Seven members of the Mekong Angel Investment Network (MAIN) visited the capital in June. Fourteen angel investors will join a delegation due to arrive early next month, according to Steve Landman, managing partner of the Lotus Fund.
“We are quite optimistic about the angel investment climate in Cambodia,” he said. “We saw many exciting and enthusiastic entrepreneurs that have done a great job in being investable.”
He said the first visit resulted in two investment decisions – one into local online transport company BookMeBus, which also won the Cambodia’s 2016 ICT competition for best startup, and the other in the Cambodia Investors Club (CiC) – a small- to medium-sized enterprise (SME) growth platform.
Angel investors were also eyeing TOT Delivery, Samai Distillery and 3 Sisters (Cambodia) Enterprise, as well as performing due diligence for a large investment on one additional company, he said.
“While it is still early in the startup lifecycle in Cambodia, [the angel investors] are off to a great start,” he said.
MAIN was established by the Asian Development Bank’s (ADB) Mekong Business Initiative with financial support from the Australian government.

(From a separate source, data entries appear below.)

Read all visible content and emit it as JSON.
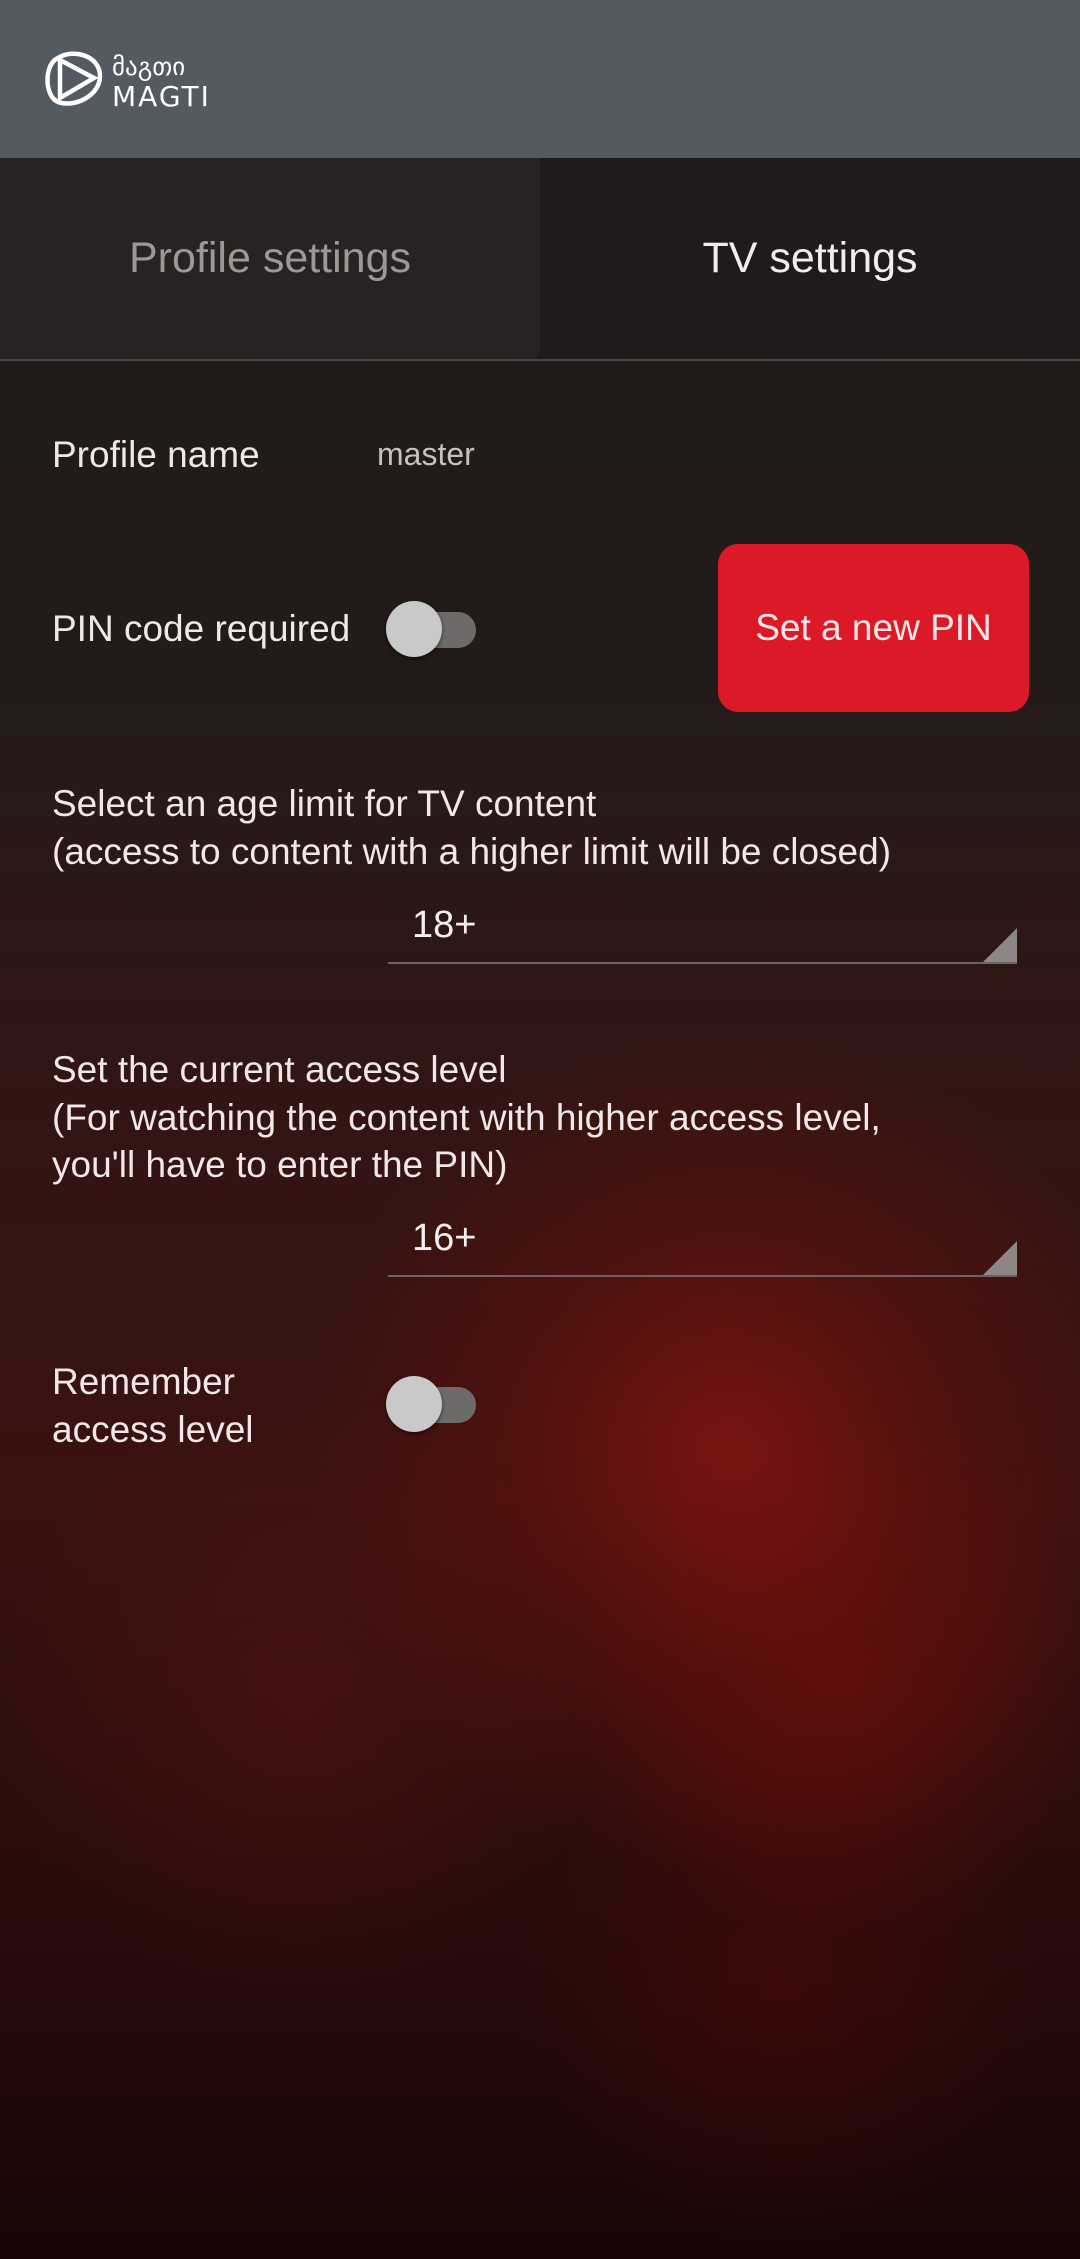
{
  "header": {
    "logo_text_georgian": "მაგთი",
    "logo_text_latin": "MAGTI"
  },
  "tabs": [
    {
      "label": "Profile settings",
      "active": false
    },
    {
      "label": "TV settings",
      "active": true
    }
  ],
  "profile": {
    "label": "Profile name",
    "value": "master"
  },
  "pin": {
    "label": "PIN code required",
    "enabled": false,
    "button": "Set a new PIN",
    "button_color": "#dc1a27"
  },
  "age_limit": {
    "line1": "Select an age limit for TV content",
    "line2": "(access to content with a higher limit will be closed)",
    "value": "18+"
  },
  "access_level": {
    "line1": "Set the current access level",
    "line2": "(For watching the content with higher access level,",
    "line3": "you'll have to enter the PIN)",
    "value": "16+"
  },
  "remember": {
    "line1": "Remember",
    "line2": "access level",
    "enabled": false
  }
}
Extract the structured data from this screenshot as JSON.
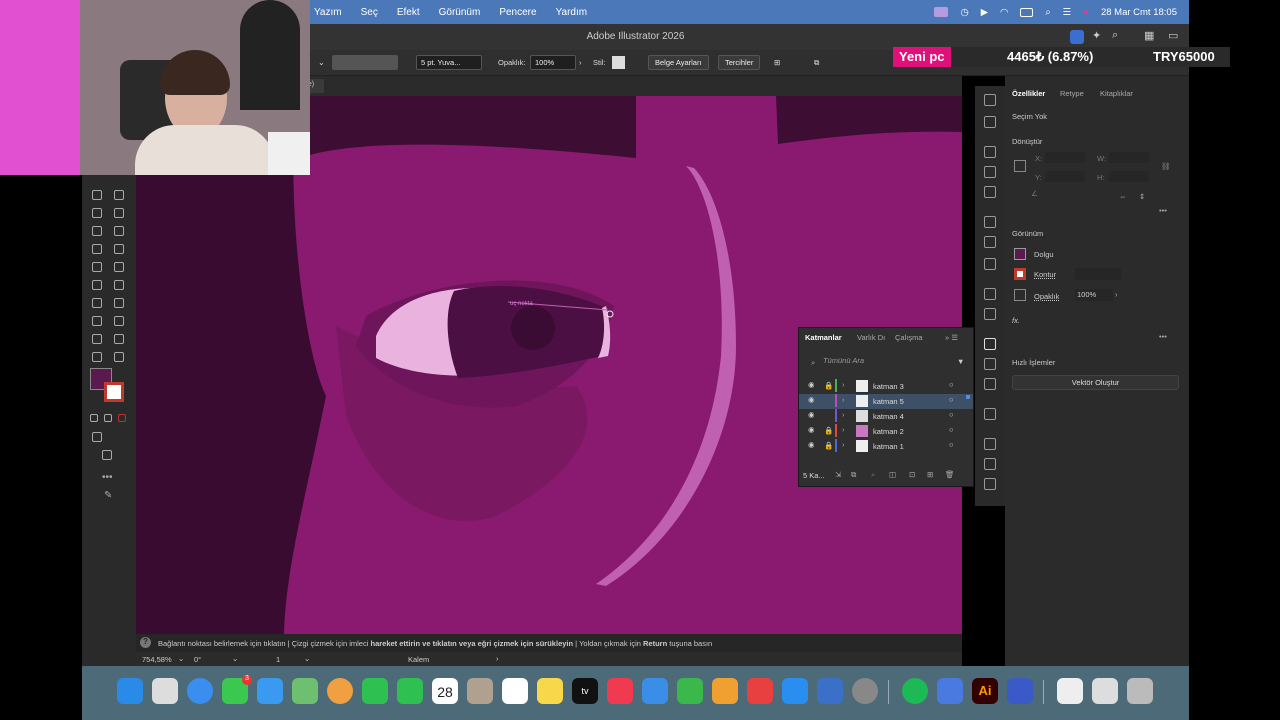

The angel investor network aims to help at least 30 companies become established in the CLMV (Cambodia, Laos, Vietnam and Myanmar) region over the next three years.
David Totten, director of Emerging Market Consulting (EMC), a company that has participated in over 350 projects in the region over the last 12 years, said that the primary value angel investors bring is an alternative source of funding during the early stages before a business becomes “bankable”.
“[Angel investors] can bridge the gap that exists between startup – when the business is too risky for banks to lend or too small for larger equity investors to invest in – [and bankability],” he said.
The early-stage investment can validate a business model, accelerate development and improve governance, he said.
As for startups, Totten said, choosing the right angel investor is crucial as they become partial owners of a business and receive a return on equity if they succeed.
“The entrepreneur may be entirely and uniquely committed to the success of their venture,” he said.
“The angel investor, having multiple ownership interests in many companies, may not.”
“This is not necessarily a disadvantage, it is a difference, and differences between owners are sometimes important,” he added.